  53. Saj S, Jagoret P, Todem Ngogue H (2013) Carbon storage and density dynamics of associated trees in three contrasting Theobroma cacao agroforests of Central Cameroon. Agrofor Syst 87:1309–1320. CrossRefGoogle Scholar
  54. Saj S, Durot C, Mvondo Sakouma K et al (2017) Contribution of associated trees to long-term species conservation, carbon storage and sustainability: a functional analysis of tree communities in cacao plantations of Central Cameroon. Int J Agric Sustain 15(3):282–302. CrossRefGoogle Scholar
  55. Sankaran M, Hanan NP, Scholes RJ et al (2005) Determinants of woody cover in African savannas. Nature 438:846–849. CrossRefGoogle Scholar
  56. Schroth G, Läderach P, Martinez-Valle AI et al (2016) Vulnerability to climate change of cocoa in West Africa: patterns, opportunities and limits to adaptation. Sci Total Environ 556:231–241. CrossRefGoogle Scholar
  57. Silatsa FBT, Yemefack M, Ewane-Nonga N et al (2016) Modeling carbon stock dynamics under fallow and cocoa agroforest systems in the shifting agricultural landscape of Central Cameroon. Agrofor Syst. Google Scholar
  58. Sonwa DJ, Nkongmeneck BA, Weise SF et al (2007) Diversity of plants in cocoa agroforests in the humid forest zone of Southern Cameroon. Biodivers Conserv 16:2385–2400. CrossRefGoogle Scholar
  59. Sonwa DJ, Weise SF, Nkongmeneck BA et al (2016) Structure and composition of cocoa agroforests in the humid forest zone of Southern Cameroon. Agrofor Syst. Google Scholar
  60. Takoutsing B, Weber JC, Tchoundjeu Z, Shepherd K (2016) Soil chemical properties dynamics as affected by land use change in the humid forest zone of Cameroon. Agrofor Syst 90:1089–1102. CrossRefGoogle Scholar
  61. Vargas R, Allen MF, Allen EB (2008) Biomass and carbon accumulation in a fire chronosequence of a seasonally dry tropical forest. Glob Chang Biol 14:109–124. Google Scholar
  62. Wall A, Hytönen J (2005) Soil fertility of afforested arable land compared to continuously forested sites. Plant Soil 275:247–260. CrossRefGoogle Scholar
  63. Wood GAR, Lass RA (2001) Cocoa, 4th edn. Blackwell Science, OxfordCrossRefGoogle Scholar
  64. Yemefack M, Rossiter DG, Njomgang R (2005) Multi-scale characterization of soil variability within an agricultural landscape mosaic system in southern Cameroon. Geoderma 125:117–143. CrossRefGoogle Scholar
  65. Zhang Q, Justice CO, Desanker PV (2002) Impacts of simulated shifting cultivation on deforestation and the carbon stocks of the forests of central Africa. Agric Ecosyst Environ 90:203–209. CrossRefGoogle Scholar
  66. Zomer RJ, Trabucco A, Bossio DA, Verchot LV (2008) Climate change mitigation: a spatial analysis of global land suitability for clean development mechanism afforestation and reforestation. Agric Ecosyst Environ 126:67–80. CrossRefGoogle Scholar

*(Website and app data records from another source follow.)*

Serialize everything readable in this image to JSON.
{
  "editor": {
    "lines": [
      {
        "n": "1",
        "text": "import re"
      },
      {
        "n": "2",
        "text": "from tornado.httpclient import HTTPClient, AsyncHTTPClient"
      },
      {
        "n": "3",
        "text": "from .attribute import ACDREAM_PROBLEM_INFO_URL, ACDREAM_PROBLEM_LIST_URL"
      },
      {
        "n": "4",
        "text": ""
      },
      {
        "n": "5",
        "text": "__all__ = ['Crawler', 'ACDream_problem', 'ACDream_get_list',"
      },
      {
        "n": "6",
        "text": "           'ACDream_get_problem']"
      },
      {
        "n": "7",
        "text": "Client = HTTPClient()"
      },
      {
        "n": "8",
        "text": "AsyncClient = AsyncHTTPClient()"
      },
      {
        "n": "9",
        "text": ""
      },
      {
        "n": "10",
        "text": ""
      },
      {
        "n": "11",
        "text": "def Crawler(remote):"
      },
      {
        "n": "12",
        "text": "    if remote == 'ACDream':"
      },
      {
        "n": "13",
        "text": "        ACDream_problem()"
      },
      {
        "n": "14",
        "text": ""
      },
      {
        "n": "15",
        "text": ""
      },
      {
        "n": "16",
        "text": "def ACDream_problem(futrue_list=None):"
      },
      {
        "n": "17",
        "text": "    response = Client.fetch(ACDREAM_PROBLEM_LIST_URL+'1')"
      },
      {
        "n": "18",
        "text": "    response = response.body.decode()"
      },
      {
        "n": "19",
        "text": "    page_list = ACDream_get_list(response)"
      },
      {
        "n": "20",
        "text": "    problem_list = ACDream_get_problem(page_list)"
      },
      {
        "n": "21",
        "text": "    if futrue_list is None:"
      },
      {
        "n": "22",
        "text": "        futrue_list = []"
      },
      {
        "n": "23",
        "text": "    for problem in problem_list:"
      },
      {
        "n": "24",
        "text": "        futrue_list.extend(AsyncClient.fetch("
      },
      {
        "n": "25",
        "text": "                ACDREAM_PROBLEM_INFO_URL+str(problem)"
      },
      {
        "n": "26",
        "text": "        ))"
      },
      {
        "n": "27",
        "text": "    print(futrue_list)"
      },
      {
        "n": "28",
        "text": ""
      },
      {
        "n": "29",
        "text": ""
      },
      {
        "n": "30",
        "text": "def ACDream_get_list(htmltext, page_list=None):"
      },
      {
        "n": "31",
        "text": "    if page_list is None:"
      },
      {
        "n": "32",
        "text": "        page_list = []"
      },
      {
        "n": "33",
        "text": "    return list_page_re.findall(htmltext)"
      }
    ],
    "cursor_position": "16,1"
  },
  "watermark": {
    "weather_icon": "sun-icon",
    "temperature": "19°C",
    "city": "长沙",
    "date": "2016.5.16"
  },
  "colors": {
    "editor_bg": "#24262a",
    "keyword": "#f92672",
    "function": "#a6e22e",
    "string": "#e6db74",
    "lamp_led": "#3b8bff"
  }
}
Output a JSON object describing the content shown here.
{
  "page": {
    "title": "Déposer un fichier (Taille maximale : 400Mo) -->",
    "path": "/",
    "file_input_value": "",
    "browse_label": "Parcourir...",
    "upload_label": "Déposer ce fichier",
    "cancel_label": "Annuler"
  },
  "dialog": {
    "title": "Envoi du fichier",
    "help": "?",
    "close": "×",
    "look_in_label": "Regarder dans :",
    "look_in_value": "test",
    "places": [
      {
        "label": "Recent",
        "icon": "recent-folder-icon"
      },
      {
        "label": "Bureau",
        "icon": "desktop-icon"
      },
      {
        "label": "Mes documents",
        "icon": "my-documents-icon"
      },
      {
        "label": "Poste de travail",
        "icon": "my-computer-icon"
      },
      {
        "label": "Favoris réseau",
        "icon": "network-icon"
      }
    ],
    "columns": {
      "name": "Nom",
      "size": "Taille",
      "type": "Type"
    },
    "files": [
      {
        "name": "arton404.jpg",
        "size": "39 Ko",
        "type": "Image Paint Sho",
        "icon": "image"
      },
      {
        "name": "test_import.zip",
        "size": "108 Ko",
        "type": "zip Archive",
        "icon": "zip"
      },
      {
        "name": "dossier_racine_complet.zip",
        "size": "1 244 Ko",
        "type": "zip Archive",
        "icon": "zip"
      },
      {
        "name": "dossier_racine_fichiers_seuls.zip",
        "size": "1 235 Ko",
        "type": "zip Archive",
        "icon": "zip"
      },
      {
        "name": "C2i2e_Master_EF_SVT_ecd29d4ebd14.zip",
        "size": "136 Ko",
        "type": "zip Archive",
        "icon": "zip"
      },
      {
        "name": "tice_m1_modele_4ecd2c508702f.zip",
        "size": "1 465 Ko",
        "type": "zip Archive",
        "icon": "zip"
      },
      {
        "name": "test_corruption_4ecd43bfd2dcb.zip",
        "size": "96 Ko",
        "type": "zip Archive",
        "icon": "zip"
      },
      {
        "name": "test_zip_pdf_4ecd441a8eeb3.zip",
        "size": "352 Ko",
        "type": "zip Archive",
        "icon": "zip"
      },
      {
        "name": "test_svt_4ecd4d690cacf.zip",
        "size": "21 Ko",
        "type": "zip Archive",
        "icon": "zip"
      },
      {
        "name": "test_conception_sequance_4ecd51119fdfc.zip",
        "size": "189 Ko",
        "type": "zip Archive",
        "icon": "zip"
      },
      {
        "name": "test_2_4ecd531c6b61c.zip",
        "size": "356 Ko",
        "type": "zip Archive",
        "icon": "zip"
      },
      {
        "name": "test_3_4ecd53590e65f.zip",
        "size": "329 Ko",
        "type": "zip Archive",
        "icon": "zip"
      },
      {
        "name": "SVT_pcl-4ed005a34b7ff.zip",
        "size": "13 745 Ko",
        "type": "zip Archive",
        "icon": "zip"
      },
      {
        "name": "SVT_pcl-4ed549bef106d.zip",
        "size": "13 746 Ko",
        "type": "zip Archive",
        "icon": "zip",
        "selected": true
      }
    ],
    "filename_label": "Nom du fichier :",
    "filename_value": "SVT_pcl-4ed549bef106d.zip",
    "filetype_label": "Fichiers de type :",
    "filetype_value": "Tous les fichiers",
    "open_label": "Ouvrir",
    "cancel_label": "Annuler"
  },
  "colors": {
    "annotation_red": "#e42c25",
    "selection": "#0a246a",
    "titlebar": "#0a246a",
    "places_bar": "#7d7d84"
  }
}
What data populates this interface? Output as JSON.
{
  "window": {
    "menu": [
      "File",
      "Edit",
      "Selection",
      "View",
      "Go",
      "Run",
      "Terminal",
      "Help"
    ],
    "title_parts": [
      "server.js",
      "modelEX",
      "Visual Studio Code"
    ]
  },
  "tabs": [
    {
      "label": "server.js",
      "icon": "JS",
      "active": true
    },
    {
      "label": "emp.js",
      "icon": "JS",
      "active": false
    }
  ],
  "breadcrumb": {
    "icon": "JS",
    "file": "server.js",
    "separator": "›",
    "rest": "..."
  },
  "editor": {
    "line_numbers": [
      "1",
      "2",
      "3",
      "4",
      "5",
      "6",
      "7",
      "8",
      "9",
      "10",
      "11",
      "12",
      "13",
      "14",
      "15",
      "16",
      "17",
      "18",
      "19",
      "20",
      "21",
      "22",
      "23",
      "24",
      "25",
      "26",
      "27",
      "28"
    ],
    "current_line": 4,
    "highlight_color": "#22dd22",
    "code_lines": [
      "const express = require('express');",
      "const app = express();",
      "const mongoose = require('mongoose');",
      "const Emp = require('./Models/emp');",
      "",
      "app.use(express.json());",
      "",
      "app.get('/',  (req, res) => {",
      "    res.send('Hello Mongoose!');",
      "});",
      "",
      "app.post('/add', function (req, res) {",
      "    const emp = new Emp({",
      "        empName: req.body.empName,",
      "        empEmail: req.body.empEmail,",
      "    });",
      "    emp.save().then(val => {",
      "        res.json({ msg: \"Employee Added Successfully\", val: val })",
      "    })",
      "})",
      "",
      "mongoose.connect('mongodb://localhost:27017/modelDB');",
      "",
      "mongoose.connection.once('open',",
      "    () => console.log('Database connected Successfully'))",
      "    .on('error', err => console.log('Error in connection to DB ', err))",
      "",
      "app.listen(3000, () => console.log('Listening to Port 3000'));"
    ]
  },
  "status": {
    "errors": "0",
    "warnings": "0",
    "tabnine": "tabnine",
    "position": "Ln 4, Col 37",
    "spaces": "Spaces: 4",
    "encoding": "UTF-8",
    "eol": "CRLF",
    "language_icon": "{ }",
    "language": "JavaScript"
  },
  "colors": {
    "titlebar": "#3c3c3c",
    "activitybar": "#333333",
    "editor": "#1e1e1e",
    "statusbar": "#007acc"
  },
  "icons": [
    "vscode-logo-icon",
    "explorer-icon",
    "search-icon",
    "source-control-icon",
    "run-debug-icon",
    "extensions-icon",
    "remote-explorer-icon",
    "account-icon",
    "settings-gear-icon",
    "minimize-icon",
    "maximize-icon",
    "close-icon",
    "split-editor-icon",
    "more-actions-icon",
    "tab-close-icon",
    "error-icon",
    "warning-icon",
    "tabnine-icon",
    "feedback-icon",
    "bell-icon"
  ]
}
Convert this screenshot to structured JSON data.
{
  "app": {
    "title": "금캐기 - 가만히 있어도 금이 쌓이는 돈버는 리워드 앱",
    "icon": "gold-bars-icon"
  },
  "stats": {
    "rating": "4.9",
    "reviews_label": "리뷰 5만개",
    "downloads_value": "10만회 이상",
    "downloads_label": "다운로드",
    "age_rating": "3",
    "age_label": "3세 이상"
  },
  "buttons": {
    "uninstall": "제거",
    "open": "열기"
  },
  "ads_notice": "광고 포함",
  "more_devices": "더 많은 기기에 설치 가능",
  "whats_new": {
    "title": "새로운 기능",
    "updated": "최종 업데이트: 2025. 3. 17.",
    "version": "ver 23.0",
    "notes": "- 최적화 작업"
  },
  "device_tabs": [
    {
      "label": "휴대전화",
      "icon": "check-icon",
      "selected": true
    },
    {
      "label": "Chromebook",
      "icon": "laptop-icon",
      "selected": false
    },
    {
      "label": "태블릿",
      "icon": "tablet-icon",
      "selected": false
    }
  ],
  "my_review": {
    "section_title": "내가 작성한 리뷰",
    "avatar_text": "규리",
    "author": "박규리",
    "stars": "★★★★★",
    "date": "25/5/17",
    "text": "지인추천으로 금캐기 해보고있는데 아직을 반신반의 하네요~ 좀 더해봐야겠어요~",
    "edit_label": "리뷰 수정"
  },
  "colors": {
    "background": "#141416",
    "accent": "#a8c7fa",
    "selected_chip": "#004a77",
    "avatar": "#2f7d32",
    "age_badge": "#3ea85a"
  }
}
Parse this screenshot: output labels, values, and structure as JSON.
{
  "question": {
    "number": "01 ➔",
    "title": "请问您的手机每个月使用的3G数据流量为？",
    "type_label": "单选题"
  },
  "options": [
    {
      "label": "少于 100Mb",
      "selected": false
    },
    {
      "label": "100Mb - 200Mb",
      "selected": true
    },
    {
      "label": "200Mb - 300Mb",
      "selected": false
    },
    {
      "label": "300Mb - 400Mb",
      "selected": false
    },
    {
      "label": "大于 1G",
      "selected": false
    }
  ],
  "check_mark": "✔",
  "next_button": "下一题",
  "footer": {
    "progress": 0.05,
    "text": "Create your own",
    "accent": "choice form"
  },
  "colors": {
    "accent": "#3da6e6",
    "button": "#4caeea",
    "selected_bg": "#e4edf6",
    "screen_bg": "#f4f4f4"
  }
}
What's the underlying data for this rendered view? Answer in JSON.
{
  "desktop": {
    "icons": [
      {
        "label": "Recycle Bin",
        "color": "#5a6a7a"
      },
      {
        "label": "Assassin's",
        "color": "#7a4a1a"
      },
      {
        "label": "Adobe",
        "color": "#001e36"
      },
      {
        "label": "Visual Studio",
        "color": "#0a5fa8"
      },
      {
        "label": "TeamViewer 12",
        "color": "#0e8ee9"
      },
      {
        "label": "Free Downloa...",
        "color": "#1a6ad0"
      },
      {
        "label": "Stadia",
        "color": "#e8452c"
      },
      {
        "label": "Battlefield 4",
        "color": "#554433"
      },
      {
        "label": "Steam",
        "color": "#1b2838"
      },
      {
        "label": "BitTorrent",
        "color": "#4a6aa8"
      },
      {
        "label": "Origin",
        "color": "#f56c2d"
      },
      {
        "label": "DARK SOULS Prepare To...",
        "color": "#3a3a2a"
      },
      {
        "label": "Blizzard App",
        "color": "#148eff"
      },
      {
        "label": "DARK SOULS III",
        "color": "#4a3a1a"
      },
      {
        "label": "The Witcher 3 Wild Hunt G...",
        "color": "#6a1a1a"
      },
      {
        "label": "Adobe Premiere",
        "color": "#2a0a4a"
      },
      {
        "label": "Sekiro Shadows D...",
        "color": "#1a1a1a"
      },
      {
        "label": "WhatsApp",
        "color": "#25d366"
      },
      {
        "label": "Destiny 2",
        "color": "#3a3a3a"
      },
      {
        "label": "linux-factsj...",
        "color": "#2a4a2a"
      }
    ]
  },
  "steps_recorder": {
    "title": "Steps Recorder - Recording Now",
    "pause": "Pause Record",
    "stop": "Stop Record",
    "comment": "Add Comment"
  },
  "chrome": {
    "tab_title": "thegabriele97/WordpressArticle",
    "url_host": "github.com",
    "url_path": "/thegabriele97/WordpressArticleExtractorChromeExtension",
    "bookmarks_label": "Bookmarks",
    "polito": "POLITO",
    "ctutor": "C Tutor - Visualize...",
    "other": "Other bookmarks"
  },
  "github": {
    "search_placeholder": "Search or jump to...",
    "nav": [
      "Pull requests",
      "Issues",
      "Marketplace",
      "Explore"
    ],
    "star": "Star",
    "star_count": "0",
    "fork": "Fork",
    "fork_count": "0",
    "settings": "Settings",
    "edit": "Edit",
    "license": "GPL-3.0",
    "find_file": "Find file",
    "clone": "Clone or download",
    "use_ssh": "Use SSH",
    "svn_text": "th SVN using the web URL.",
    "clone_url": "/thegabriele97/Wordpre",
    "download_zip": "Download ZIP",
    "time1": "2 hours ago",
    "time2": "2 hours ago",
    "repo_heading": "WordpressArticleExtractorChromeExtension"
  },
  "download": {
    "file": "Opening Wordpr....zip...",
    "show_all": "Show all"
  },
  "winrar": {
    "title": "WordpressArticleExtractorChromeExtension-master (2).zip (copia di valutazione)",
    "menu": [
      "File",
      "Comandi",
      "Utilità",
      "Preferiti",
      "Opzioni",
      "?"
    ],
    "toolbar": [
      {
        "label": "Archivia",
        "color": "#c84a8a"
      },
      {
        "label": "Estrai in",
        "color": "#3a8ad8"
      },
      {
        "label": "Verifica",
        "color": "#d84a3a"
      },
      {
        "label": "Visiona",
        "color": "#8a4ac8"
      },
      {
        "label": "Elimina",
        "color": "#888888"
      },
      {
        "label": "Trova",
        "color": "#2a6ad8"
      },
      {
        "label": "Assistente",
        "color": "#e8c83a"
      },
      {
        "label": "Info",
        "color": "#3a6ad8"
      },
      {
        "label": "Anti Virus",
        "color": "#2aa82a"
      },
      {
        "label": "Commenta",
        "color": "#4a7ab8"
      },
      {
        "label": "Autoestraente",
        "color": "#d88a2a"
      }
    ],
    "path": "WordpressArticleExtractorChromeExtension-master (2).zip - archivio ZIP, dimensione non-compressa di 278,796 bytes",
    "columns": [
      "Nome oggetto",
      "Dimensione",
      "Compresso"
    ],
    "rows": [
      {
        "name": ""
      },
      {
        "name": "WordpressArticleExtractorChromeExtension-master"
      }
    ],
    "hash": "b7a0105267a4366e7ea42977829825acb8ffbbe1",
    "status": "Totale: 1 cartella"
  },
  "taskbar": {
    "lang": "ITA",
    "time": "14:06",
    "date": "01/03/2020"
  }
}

Copyright information

© Springer Science+Business Media B.V., part of Springer Nature 2018

Authors and Affiliations

  1. 1.CIRAD, UMR SYSTEMMontpellierFrance
  2. 2.SYSTEM, Univ Montpellier, INRA, CIRAD, Montpellier SupAgro, CIHEAM-IAMMMontpellierFrance
  3. 3.IRAD, Département des plantes stimulantesYaoundéCameroon
  4. 4.CIRAD, UMR Eco&SolsMontpellierFrance
  5. 5.Eco&Sols, Univ Montpellier, CIRAD, INRA, IRD, Montpellier SupAgroMontpellierFrance
  6. 6.World Agroforestry Centre (ICRAF)YaoundéCameroon

Personalised recommendations